Gaining access to affordable health services, for example, were huge obstacles for the poorest and most remote villages 15 years ago. But today, 434 new health centers have opened up throughout the country.

A new provincial hospital in Preah Vihear stands as a symbol of the incredible change that is taking place in Cambodia’s healthcare system. The once ill-equipped hospital had a major upgrade and officially opened in 2013. Patients living in rural areas can now get the modern medicine they need without traveling far or trying to come up with money they don’t have. They are supported by the Health Equity Fund, which subsidizes treatment costs, food for the patients and their caregivers, and transportation for the impoverished.

Partnerships and innovations have been the key drivers of this success. Since the first Health Sector Support Project in 2002, Cambodia is progressing on its path to a strong and sustainable health system. For more than 15 years, it has kept a unique, steady and uninterrupted partnership with development partners. From the country’s first strategic plan in 2002 to today, it has been supported by a joint project of the World Bank and its partners.

And this newly launched project is no different. The Government of Australia, the German Development Bank (KfW) and the Korea International Cooperation Agency (KOICA) have pooled funds with the World Bank. The Government of Japan is providing complementary financing, and the United States Agency for International Development (USAID) is providing vital implementation support. Together, this partnership aims to continue support and mainstream key innovations in the health sector. The Health Equity Fund, for instance, is helping the poorest 20% of the country’s population gain access to quality healthcare.
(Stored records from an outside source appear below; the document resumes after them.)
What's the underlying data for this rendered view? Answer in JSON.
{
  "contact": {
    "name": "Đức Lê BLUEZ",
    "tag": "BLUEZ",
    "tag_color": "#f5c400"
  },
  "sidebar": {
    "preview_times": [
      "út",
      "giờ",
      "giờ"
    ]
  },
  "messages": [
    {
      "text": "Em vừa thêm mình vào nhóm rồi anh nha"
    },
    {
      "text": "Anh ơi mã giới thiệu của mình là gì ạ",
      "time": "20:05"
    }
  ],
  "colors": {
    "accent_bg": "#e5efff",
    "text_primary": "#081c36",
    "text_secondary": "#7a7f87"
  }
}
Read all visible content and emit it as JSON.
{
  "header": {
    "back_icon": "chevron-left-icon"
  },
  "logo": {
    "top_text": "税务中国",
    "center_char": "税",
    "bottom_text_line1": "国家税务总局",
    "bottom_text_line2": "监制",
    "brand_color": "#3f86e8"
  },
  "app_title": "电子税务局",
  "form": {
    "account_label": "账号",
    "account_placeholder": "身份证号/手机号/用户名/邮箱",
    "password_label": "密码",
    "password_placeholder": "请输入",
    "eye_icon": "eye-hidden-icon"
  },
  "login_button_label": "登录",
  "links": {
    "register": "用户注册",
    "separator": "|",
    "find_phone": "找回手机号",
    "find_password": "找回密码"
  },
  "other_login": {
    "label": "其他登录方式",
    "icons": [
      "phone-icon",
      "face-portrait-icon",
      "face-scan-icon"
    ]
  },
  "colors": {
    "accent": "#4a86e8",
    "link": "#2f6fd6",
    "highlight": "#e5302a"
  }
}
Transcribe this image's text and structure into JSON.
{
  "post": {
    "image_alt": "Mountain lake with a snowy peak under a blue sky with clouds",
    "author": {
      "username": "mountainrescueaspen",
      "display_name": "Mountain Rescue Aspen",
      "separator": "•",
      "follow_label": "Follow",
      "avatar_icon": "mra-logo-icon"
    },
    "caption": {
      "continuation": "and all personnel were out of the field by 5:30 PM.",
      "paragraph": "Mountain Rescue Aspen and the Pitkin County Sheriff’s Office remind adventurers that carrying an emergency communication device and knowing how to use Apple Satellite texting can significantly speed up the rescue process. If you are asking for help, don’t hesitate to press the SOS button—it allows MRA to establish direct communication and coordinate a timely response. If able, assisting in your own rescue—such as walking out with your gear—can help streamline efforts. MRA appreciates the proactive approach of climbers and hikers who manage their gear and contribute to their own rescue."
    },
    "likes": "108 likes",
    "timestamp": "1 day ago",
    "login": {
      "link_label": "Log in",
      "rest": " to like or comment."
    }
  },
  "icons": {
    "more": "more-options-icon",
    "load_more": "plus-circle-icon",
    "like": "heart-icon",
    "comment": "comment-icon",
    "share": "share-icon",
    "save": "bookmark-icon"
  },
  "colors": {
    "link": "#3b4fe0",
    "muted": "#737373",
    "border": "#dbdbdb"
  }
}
Through the new project, the government is mainstreaming the Health Equity Fund as the instrument to provide improved access to healthcare. Rolled out nationwide, it will support improvements in access to and quality of health services for the most vulnerable groups, and to prevent its people from falling into poverty due to unexpected and high spending on health. .

In addition to ensuring financial sustainability of the Health Equity Fund, the project also aims to strengthen local capacities. The project increasingly uses government systems and also supports the transition of key accountability functions to the respective government departments, in the endeavor to create strong national institutions to carry on highly specialized functions required by the health sector. 

Cambodia is now one of several countries globally that successfully harmonized and aligned development partners’ efforts with the government to improve access to quality healthcare and protect poor people from out-of-pocket spending. Over the last decades and in the next five years to come, the World Bank team looks forward to seamlessly continuing and building upon past projects, and to continuing this work closely with the Ministry of Health and our partners in our joint endeavor to improve the health and well-being of Cambodians.